━━ Provided data

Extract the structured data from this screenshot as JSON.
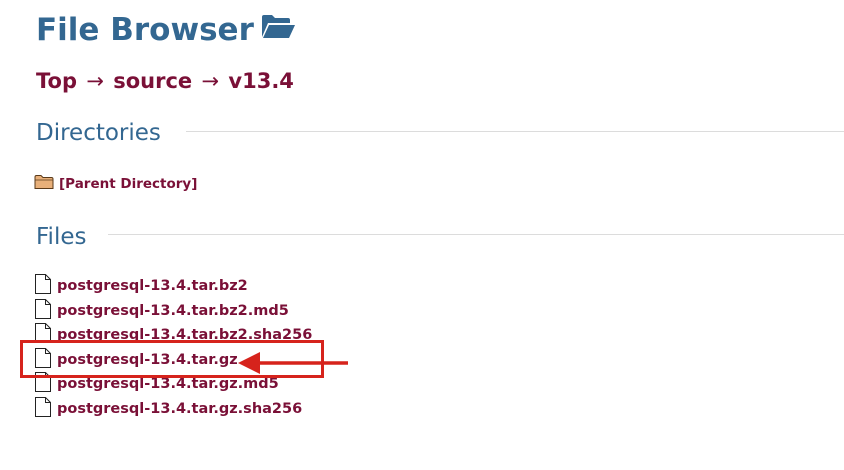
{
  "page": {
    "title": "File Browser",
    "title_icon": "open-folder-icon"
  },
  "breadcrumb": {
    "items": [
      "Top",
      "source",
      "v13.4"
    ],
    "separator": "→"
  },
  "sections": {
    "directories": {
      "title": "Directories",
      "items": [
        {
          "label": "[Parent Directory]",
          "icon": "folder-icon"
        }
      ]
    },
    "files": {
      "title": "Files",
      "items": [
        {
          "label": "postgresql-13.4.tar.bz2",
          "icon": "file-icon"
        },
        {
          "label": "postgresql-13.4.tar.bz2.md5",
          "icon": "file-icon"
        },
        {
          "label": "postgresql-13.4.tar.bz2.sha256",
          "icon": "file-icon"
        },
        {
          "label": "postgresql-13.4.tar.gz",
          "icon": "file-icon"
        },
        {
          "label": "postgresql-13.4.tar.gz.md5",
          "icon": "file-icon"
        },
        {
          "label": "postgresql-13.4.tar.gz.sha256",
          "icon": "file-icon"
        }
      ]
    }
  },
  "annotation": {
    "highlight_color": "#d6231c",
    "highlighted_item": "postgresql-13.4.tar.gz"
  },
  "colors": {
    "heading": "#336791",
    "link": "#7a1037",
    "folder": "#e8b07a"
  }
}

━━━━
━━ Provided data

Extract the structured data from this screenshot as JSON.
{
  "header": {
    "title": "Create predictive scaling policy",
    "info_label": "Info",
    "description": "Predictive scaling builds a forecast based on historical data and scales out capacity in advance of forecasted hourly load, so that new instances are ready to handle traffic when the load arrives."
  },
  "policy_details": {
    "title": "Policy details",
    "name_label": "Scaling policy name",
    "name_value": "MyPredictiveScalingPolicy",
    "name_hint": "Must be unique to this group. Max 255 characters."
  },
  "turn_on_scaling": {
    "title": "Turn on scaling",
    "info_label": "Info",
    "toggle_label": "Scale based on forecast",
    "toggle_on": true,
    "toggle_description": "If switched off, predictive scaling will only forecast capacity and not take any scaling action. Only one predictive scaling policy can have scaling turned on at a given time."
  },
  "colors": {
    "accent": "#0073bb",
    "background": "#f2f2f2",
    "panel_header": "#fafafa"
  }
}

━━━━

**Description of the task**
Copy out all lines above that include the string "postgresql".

**Response for this exercise**
          "label": "postgresql-13.4.tar.bz2",
          "label": "postgresql-13.4.tar.bz2.md5",
          "label": "postgresql-13.4.tar.bz2.sha256",
          "label": "postgresql-13.4.tar.gz",
          "label": "postgresql-13.4.tar.gz.md5",
          "label": "postgresql-13.4.tar.gz.sha256",
    "highlighted_item": "postgresql-13.4.tar.gz"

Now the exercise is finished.